Erectile Dysfunction

Sexual health and function are important determinants of quality of life. Disorders such as erectile dysfunction (ED) and female sexual dysfunction are becoming increasingly more important as a result of the aging population and newer therapies. Because this subject is discussed widely in the media, men and women of all ages are seeking guidance in an effort to improve their relationships and experience satisfying sexual lives.

Erections occur in response to tactile, olfactory, and visual stimuli. The hypothalamic and limbic pathways play an important role in the integration and control of reproductive and sexual functions.

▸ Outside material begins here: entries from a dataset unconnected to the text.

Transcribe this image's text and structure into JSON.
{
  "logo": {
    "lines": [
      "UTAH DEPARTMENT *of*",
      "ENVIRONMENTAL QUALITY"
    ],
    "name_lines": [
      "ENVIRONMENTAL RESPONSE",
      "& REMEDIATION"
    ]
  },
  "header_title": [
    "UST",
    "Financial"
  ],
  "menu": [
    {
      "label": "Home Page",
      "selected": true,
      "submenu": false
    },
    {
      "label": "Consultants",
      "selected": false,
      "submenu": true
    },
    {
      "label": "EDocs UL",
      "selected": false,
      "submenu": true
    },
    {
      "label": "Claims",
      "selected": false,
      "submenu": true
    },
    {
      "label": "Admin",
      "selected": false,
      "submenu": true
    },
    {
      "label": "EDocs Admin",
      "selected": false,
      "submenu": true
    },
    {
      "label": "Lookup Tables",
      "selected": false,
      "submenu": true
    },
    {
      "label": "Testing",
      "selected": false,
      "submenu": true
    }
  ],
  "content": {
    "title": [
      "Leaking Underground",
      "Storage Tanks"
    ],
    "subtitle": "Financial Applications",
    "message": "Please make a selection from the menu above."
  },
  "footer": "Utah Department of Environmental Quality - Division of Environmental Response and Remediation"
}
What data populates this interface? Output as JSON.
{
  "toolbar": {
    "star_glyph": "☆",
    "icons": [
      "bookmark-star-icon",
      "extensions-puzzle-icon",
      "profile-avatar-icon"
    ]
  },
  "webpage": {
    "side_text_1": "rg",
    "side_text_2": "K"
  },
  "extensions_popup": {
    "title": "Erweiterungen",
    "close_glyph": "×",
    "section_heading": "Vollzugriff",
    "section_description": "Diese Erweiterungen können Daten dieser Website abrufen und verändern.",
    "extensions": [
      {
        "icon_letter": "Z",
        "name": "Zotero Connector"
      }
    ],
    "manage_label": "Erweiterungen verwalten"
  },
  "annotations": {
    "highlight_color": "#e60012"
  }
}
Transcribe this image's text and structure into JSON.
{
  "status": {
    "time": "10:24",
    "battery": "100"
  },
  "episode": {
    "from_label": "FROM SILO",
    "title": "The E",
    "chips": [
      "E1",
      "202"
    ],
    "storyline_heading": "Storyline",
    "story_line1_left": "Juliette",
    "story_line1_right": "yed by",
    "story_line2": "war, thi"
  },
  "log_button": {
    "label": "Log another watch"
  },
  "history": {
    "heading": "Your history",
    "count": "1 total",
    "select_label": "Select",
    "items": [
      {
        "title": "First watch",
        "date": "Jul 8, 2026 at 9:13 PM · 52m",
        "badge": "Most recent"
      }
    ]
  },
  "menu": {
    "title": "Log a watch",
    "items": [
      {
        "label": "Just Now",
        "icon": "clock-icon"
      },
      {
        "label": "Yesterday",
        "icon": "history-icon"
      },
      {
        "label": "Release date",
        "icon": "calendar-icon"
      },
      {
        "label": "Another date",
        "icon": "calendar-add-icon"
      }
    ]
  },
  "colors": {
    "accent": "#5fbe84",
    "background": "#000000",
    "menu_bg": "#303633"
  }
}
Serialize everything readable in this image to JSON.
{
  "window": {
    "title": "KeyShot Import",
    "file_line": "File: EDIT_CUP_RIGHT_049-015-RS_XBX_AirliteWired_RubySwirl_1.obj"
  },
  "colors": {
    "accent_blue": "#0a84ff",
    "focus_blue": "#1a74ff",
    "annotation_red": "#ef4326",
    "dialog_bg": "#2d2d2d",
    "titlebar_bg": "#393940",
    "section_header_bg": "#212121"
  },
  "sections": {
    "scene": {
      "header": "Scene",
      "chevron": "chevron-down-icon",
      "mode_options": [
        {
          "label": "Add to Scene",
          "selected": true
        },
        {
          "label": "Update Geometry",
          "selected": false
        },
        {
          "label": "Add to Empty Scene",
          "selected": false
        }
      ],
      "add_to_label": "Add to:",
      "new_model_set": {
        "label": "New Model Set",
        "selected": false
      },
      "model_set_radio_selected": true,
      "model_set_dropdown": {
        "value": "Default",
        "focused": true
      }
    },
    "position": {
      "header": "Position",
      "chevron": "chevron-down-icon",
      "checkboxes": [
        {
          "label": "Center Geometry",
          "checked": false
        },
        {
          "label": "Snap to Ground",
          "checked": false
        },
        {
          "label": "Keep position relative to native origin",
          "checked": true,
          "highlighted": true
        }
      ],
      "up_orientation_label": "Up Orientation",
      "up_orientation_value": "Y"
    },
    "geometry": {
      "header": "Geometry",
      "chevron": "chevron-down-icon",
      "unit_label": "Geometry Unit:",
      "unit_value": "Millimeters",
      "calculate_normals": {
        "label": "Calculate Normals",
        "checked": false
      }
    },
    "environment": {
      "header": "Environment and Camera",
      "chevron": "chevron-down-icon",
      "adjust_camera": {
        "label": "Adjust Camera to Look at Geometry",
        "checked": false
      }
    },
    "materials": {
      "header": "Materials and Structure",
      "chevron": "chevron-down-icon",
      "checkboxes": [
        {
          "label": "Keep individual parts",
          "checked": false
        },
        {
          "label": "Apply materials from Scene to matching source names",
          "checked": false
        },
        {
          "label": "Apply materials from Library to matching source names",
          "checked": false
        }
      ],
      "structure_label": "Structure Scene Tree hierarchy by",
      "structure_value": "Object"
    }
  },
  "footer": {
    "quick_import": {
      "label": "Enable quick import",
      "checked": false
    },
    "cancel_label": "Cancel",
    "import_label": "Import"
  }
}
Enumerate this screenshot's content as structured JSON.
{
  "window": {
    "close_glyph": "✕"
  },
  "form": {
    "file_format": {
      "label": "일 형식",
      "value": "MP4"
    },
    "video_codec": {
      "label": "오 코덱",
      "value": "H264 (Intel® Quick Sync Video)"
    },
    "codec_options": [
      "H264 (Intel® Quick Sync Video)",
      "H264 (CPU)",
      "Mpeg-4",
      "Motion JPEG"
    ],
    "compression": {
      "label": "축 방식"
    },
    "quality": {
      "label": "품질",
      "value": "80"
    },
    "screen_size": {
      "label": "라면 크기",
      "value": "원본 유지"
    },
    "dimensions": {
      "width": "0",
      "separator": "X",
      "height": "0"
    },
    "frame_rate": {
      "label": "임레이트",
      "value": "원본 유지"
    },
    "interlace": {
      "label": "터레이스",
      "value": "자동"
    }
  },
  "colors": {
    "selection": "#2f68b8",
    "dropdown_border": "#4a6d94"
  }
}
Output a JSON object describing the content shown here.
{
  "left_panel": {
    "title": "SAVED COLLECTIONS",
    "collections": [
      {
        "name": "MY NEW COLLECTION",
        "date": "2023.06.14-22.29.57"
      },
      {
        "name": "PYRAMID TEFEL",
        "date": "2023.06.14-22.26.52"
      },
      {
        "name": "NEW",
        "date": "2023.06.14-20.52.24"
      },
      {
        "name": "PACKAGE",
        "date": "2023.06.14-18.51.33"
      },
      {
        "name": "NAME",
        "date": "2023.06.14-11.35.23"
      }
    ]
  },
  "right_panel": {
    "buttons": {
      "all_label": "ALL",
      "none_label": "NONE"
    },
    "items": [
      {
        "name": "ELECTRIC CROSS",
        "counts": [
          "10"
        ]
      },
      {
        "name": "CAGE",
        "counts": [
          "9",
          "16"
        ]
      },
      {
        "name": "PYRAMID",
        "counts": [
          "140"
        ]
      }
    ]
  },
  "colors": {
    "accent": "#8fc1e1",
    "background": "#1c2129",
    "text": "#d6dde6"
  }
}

Sexual behavior involves the participation of autonomic and somatic nerves and the integration of numerous spinal and supraspinal sites in the CNS. The penile portion of the process that leads to erections represents only a single component. The ability to achieve and maintain a full erection also depends on the status of the peripheral nerves, integrity of the vascular supply, and biochemical events within the corpora.


The causes of ED is usually multifactorial. Organic, physiologic, endocrine, and psychogenic factors are involved in the ability to obtain and maintain erections. In general, ED is divided into organic and psychogenic impotence, but most men with organic etiologies usually have an associated psychogenic component. Almost any disease may affect erectile function by altering the nervous, vascular, or hormonal systems. Various diseases may produce changes in the smooth muscle tissue of the corpora cavernosa or influence the patient’s psychologic mood and behavior.

Diabetes is a well-recognized risk factor, with approximately 50% of diabetic men experiencing ED. The etiology of ED in diabetic men probably involves both vascular and neurogenic mechanisms. Evidence indicates that establishing good glycemic control can minimize this risk.

Cigarette smoking has been shown to be an independent risk factor.

Mental health disorders, particularly depression, are likely to affect sexual performance.

A sedentary lifestyle is a contributing factor to ED.

Vascular diseases account for nearly half of all cases of ED in men older than 50 years. Vascular diseases include atherosclerosis, peripheral vascular disease, myocardial infarction, and arterial hypertension.

Prostatic surgery for benign prostatic hyperplasia has been documented to be associated with ED in 10-20% of men. Radical prostatectomy for the treatment of prostate cancer poses a significant risk of ED.

Some medications can leads to ED. Eg. 

  • Antidepressants
  • Antipsychotics
  • Antihypertensives
  • Antiulcer agents, such as cimetidine and finasteride
  • 5-Alpha reductase inhibitors
  • Cholesterol-lowering agents